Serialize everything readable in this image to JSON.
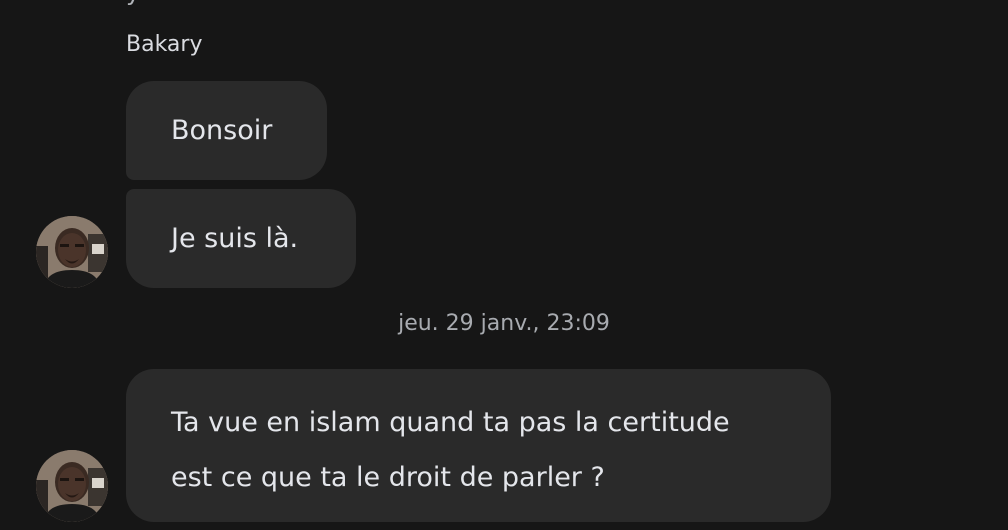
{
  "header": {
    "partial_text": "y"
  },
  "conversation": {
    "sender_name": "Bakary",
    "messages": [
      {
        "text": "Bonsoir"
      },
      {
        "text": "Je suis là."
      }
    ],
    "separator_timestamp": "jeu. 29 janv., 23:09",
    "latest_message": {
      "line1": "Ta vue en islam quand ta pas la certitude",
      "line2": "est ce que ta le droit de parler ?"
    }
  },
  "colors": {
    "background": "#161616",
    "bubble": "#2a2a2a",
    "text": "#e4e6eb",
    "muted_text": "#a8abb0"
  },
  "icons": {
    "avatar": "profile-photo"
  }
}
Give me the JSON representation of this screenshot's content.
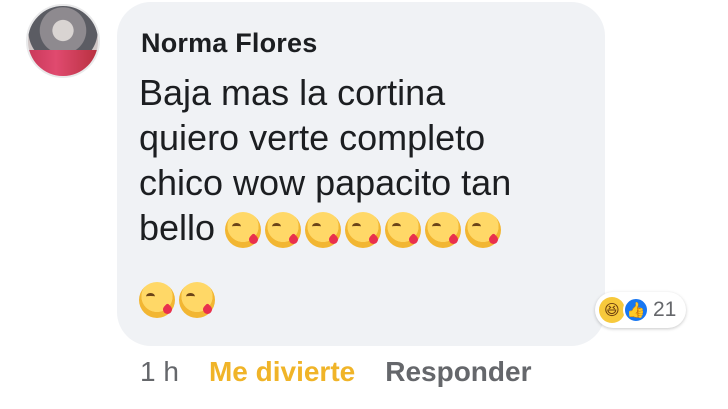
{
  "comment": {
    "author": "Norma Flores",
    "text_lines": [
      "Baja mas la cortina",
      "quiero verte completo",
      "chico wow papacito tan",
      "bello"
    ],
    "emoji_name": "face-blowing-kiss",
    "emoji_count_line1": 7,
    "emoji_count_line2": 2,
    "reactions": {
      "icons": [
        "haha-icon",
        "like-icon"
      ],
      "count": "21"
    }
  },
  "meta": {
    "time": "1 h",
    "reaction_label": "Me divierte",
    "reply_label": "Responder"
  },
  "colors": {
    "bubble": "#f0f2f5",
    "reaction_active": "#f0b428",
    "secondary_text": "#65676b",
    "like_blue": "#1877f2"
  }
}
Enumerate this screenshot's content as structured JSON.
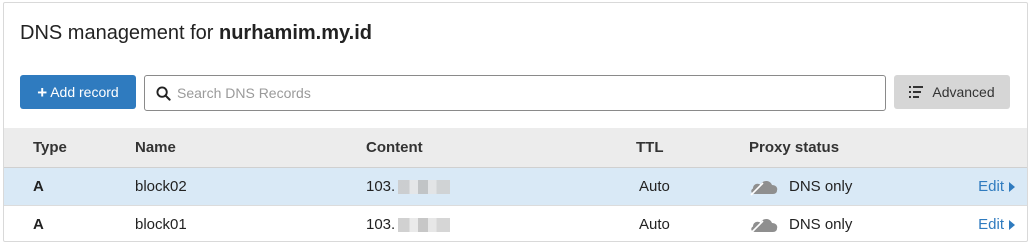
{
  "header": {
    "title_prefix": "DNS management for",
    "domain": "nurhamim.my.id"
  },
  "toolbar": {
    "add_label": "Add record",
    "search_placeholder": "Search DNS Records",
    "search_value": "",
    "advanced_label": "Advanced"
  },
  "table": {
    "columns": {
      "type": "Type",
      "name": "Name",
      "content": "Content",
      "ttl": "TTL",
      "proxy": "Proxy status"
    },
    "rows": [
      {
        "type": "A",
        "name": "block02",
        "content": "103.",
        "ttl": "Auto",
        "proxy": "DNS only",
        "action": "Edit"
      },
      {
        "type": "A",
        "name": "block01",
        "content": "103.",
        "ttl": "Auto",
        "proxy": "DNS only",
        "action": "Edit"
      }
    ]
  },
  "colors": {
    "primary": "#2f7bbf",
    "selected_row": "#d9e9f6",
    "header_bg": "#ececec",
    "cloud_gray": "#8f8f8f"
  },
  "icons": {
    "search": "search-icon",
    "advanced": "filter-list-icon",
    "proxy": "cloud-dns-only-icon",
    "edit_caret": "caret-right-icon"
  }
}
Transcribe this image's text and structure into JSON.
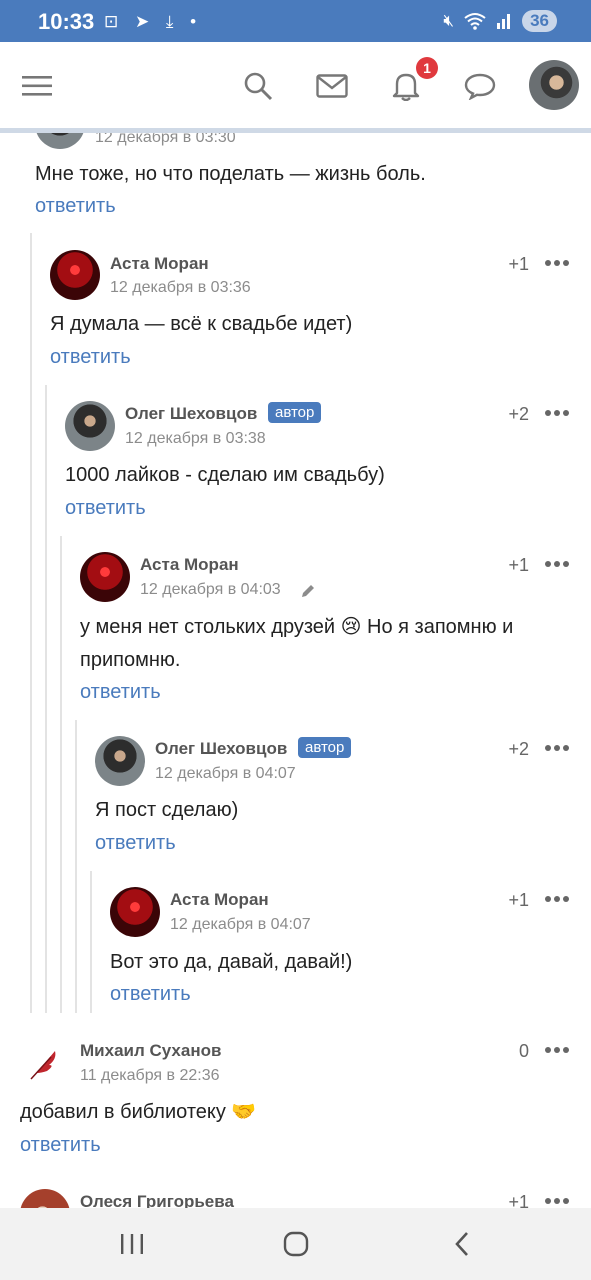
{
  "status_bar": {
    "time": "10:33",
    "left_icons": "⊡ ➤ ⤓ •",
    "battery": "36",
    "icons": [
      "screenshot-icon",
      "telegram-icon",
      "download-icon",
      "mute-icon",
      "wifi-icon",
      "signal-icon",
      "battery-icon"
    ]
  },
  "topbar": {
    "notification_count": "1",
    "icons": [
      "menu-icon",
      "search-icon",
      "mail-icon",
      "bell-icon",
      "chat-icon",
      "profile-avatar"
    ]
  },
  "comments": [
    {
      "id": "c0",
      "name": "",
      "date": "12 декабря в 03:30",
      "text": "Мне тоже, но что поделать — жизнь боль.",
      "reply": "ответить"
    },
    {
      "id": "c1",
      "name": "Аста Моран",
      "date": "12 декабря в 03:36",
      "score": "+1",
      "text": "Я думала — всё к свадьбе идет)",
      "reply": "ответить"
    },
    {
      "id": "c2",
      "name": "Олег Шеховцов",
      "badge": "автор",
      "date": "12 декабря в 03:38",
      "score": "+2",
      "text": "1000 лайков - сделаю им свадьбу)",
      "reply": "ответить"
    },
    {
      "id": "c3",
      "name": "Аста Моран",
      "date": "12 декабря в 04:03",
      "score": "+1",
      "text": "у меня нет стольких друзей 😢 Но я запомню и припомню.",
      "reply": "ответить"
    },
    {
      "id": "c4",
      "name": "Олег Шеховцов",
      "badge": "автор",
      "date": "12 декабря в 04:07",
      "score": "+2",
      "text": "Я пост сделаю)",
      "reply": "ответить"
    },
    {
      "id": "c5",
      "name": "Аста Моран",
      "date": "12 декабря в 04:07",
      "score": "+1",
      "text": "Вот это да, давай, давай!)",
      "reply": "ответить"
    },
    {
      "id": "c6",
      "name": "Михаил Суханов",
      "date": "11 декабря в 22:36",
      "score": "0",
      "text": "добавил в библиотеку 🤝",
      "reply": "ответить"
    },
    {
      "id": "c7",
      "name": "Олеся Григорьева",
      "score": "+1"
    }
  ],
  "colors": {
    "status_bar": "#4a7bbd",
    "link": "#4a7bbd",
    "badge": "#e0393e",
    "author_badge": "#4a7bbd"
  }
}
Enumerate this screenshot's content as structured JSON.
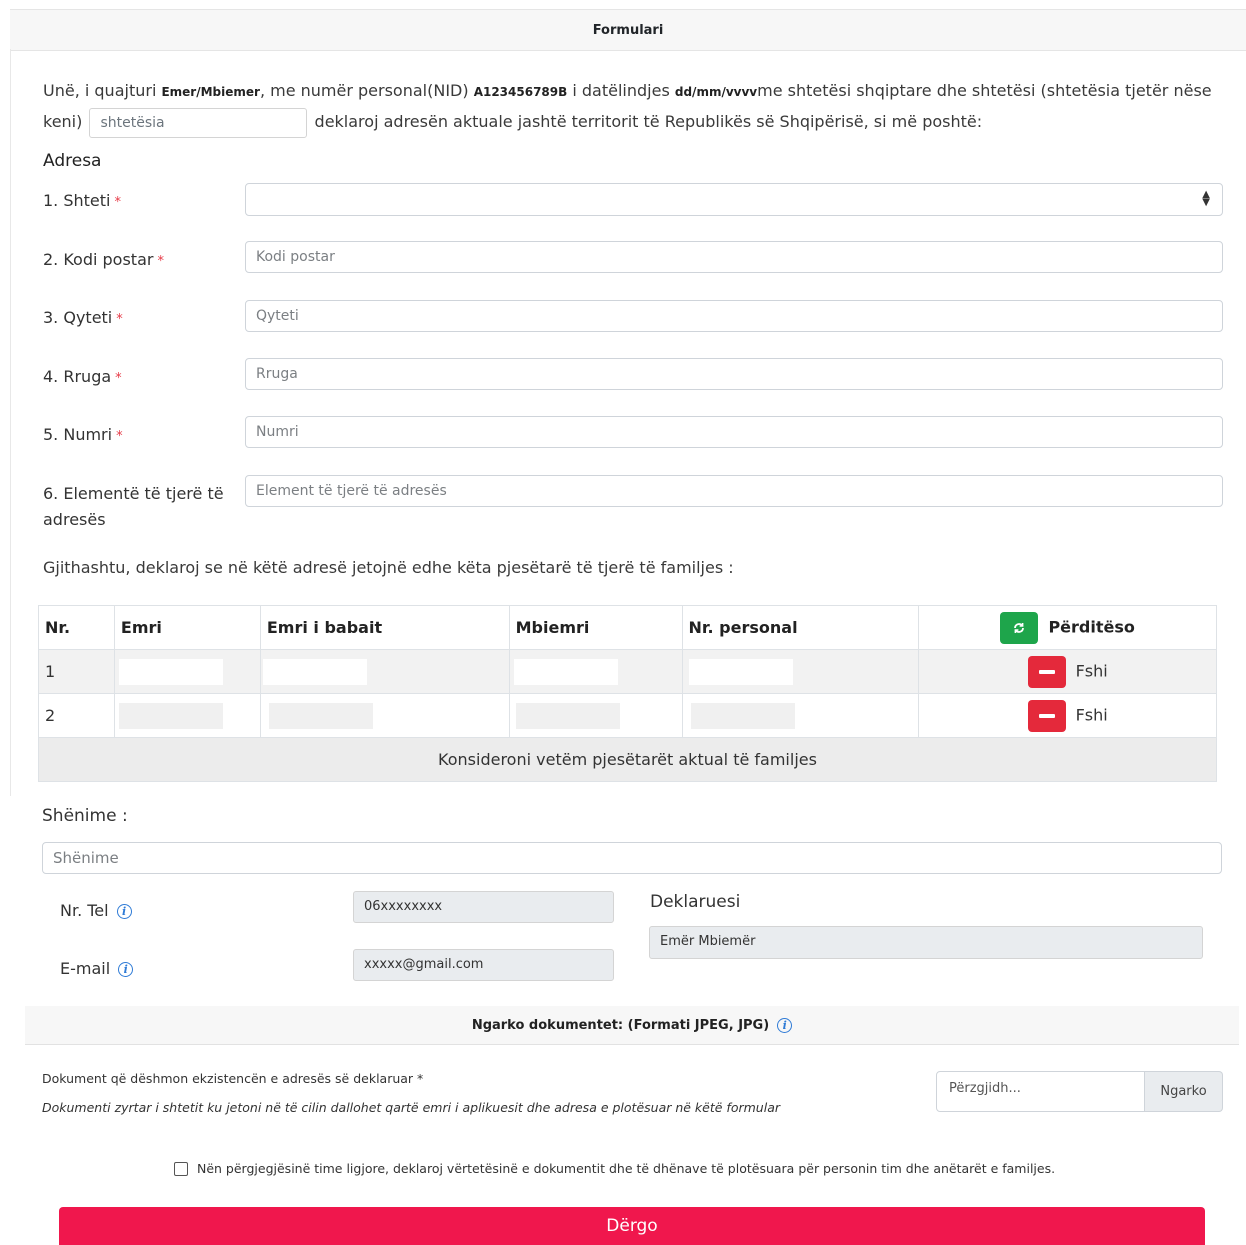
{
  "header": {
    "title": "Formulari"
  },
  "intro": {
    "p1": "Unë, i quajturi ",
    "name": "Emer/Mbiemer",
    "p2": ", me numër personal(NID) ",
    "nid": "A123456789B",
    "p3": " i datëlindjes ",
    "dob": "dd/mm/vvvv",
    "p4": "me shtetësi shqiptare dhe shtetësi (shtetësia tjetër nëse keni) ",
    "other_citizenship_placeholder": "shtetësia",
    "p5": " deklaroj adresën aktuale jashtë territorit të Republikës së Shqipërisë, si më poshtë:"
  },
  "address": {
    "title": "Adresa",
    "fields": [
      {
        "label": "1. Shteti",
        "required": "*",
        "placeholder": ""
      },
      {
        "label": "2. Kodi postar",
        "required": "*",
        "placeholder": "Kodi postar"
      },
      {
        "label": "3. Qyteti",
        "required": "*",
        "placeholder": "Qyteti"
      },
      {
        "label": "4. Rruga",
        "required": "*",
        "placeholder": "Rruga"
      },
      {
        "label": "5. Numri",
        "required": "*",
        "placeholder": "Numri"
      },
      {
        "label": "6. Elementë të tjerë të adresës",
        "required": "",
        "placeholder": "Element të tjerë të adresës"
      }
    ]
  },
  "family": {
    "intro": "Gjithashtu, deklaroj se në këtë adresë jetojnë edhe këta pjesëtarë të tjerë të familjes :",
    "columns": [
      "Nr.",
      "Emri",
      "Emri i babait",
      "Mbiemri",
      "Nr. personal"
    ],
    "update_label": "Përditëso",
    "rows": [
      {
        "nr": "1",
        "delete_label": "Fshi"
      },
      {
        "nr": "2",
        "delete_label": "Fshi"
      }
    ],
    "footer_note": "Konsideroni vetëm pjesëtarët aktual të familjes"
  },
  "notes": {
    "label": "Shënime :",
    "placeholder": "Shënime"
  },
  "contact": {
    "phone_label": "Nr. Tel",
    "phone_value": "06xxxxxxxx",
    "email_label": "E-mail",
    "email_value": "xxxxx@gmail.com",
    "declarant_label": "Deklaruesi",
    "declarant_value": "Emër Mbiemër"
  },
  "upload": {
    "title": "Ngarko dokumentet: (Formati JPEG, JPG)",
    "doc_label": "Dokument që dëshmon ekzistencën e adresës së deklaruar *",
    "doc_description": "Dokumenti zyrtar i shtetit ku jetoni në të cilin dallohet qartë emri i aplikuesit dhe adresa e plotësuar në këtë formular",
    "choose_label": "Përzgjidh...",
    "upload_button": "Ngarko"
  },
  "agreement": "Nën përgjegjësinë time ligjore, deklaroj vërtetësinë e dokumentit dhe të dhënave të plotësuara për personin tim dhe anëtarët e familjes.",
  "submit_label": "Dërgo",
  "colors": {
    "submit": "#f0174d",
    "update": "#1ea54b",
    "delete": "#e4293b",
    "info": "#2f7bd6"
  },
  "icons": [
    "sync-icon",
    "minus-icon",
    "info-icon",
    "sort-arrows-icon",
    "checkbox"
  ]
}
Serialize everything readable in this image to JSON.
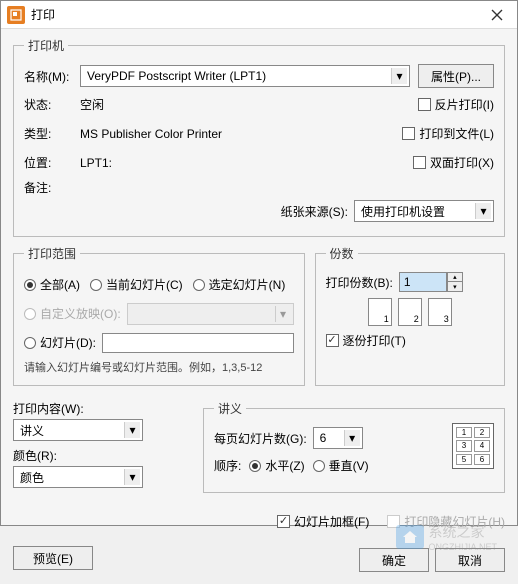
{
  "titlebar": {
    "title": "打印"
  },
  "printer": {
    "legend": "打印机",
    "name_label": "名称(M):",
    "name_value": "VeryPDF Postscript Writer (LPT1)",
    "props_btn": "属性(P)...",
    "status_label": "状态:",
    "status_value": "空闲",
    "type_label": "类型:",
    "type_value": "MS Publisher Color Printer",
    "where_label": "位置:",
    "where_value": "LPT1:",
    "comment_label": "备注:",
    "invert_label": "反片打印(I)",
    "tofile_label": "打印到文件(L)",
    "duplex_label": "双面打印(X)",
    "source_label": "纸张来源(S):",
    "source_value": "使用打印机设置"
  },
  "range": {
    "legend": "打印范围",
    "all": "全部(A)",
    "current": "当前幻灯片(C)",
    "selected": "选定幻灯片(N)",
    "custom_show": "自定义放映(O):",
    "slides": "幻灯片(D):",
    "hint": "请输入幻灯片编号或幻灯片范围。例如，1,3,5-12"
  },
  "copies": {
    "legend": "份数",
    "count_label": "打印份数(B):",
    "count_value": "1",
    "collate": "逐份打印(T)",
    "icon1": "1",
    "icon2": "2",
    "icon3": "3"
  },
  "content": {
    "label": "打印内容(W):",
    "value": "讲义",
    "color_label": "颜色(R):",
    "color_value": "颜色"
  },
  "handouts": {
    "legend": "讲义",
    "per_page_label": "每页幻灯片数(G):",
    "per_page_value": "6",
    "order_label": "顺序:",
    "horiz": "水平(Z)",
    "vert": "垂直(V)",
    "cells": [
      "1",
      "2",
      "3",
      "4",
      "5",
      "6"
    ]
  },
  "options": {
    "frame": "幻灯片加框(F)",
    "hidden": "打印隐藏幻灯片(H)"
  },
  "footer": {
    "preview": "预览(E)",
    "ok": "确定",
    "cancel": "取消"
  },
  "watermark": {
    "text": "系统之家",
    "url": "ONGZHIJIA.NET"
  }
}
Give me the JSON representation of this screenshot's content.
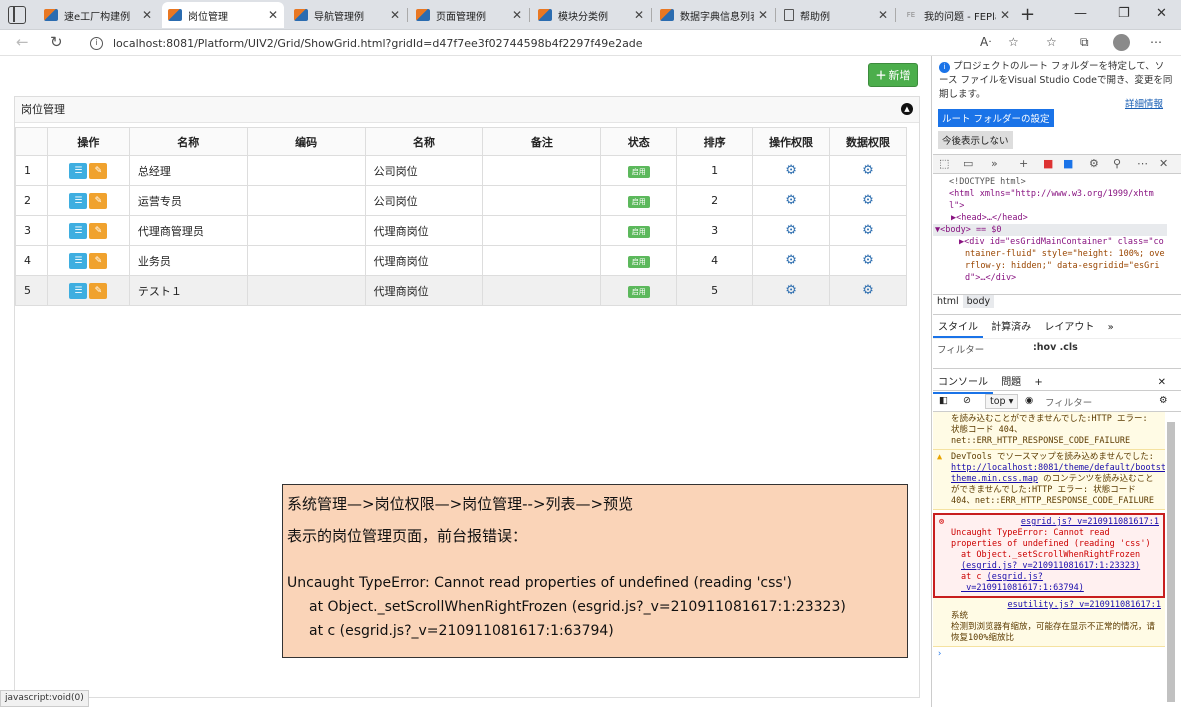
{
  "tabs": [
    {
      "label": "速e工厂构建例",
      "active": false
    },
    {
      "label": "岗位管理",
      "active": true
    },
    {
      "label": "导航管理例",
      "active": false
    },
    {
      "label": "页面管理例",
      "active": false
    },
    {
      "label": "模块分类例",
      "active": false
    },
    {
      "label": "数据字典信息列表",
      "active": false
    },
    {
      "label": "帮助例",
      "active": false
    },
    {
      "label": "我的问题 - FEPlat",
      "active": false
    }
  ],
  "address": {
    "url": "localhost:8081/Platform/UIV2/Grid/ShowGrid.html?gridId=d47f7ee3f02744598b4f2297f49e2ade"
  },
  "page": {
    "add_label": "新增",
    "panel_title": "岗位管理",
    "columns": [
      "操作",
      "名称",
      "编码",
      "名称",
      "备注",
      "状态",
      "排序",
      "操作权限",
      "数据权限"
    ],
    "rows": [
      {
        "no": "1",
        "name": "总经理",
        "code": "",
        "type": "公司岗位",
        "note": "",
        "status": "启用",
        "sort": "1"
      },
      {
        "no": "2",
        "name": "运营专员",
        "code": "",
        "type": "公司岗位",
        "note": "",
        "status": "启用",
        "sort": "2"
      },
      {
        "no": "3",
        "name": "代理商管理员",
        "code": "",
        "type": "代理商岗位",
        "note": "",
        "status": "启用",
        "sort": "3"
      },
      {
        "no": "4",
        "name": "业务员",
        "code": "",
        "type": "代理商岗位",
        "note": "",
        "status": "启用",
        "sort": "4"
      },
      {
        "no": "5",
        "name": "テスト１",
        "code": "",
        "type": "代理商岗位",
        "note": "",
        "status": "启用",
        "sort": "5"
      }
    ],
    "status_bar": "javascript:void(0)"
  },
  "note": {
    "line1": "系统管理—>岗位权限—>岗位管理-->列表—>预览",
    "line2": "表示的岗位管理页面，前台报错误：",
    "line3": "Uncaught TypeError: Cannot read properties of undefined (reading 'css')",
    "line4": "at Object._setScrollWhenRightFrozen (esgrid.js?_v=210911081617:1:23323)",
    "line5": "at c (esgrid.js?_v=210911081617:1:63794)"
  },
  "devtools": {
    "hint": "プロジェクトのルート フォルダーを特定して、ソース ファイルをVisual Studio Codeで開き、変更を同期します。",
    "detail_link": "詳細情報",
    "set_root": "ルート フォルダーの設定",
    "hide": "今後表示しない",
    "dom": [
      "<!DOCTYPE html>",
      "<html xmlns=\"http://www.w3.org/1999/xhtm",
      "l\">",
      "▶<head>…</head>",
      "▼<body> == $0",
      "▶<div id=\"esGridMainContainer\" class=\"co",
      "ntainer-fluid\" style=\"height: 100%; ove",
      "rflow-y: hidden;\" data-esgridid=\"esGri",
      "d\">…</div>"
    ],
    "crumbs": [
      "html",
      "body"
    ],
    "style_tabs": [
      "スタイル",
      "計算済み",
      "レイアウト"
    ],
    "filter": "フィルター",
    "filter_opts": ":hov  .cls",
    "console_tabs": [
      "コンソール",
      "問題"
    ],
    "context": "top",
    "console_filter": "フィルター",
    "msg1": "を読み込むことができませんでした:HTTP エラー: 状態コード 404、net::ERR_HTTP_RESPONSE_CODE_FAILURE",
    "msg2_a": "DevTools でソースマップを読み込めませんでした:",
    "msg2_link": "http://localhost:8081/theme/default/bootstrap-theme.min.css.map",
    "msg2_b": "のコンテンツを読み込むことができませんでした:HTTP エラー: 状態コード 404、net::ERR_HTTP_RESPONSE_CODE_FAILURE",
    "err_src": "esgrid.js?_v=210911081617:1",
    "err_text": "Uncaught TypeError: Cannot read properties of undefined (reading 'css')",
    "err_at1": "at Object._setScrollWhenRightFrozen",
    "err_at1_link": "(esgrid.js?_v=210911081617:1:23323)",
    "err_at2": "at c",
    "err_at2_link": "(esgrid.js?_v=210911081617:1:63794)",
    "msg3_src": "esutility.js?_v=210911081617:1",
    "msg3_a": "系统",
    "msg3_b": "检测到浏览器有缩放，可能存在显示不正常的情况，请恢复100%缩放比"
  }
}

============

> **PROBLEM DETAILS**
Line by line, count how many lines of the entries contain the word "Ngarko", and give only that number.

> **ANSWER BOX**
2